I will attend the Creating Change Conference in Denver this weekend. The event is put on by the national Gay and Lesbian Task Force(NGLTF), and there will be workshops, seminars, speeches, and presentations by a variety of groups and individuals.
Over 2000 people are expected to attend. Most of the attendees will be (like me)activists in the fight for civil rights for GLBT persons. The conference is being held at the Grand Hyatt in downtown Denver.
Among the workshops that interest me are subjects like sexuality and spirituality, trans health care, United ENDA, relationship between a Board and the ED, and others.
As the representative (executive director) of Equality NM I will also network with vendors, friends, grantors, and other organizations.

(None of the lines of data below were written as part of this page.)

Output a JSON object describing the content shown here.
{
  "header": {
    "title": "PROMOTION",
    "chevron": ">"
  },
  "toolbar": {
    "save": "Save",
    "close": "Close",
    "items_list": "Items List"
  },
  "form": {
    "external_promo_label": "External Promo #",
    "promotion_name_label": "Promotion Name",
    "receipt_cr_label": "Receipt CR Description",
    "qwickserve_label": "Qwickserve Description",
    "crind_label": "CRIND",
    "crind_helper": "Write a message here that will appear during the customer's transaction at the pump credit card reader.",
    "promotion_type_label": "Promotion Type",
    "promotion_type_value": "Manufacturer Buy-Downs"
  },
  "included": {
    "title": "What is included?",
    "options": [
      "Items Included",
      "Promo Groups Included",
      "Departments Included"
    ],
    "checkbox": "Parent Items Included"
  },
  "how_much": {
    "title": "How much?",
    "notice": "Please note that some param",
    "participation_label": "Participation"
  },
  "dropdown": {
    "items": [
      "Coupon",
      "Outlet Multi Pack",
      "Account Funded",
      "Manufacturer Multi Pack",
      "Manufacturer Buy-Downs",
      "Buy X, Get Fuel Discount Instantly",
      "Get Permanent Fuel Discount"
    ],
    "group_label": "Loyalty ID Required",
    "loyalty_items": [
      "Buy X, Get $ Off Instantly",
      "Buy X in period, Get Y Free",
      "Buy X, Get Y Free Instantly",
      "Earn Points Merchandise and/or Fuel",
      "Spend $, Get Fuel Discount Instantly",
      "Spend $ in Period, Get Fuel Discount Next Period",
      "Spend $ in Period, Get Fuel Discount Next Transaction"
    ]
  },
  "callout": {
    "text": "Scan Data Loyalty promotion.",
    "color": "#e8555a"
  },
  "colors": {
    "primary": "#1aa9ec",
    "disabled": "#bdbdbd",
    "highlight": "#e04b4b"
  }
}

It should be very informative, but also fun. I will see my friend Kelly, who lives in Denver and we have chatted on line but never met. I hope I can find some good places to eat within walking distance of the Hotel.


Our culture definitely agrees there are 2 genders (or sexes, but the culture as a whole does not separate the two), and these are not to be trifled with. From pronouns to applications to official documents to bathrooms to “sir” or “ma’am”, our mores and folkways support the cultural foundation of 2 sexes. In recent years, gender presentation has become a little more fluid and relaxed, but do not be fooled, our cultural structures are set up to sanction those who become “too fluid”. For me, gender identity is more complex than male or female, masculine or feminine, or even the trans words of crossdresser and transsexual. For years, much of the trans-community supported this dichotomy, by accepting the polarization of gender by transitioning to become the opposite sex, with full gender presentation on the extremes of the gender scale. In the last few years, we have seen more trans-people occupy a gender space that is between the genders, or having markers of both genders, or as some prefer it: a third gender……..or a fourth?
I occupy a gender presentation space leaning toward female, but I feel no need for SRS or voice lessons (although there’s nothing wrong with that). I dress mostly as a sort-of femme woman leaning toward butch, and occasionally dress very femme or even high femme. So I enjoy skating around on the femme side of the spectrum, though never landing in a solid place. In presenting gender like this I have actually been inspired by some young transfolk, who have come “out of the box” in an unashamed radical expression of gender as fluid of which I was amazed, then respected, and now in which I participate.
The culture views this fluidity as “queer”. Over the years, I have been stared at, shouted at, laughed at, but never physically assaulted (maybe because I am a big girl?). But I know transfolk who experience it as hurtful, suffocating, painful, embarrassing or shameful. Other transpeople describe themselves as having one’s “identity disregarded by others but having no choice other than to endure their insistence on choosing a different one for you that they superimpose upon you without permission.” Over the years I have had to process and deal with all these emotions, and have escaped shame and fear and find myself, more often than not, having fun with my presentation and with the reactions and feedback by those around me. I say that very carefully, for I know I have kinspeople who are struggling to the death over some of these issues.
I would like to say that the present experiences of gender fluidity herald a time in the near future of full acceptance of people whatever their gender presentation. Being a cockeyed optimist:
I could say life is just a bowl of Jello
And appear more intelligent and smart,
But I'm stuck like a dope
With a thing called hope,
And I can't get it out of my heart!
Not this heart...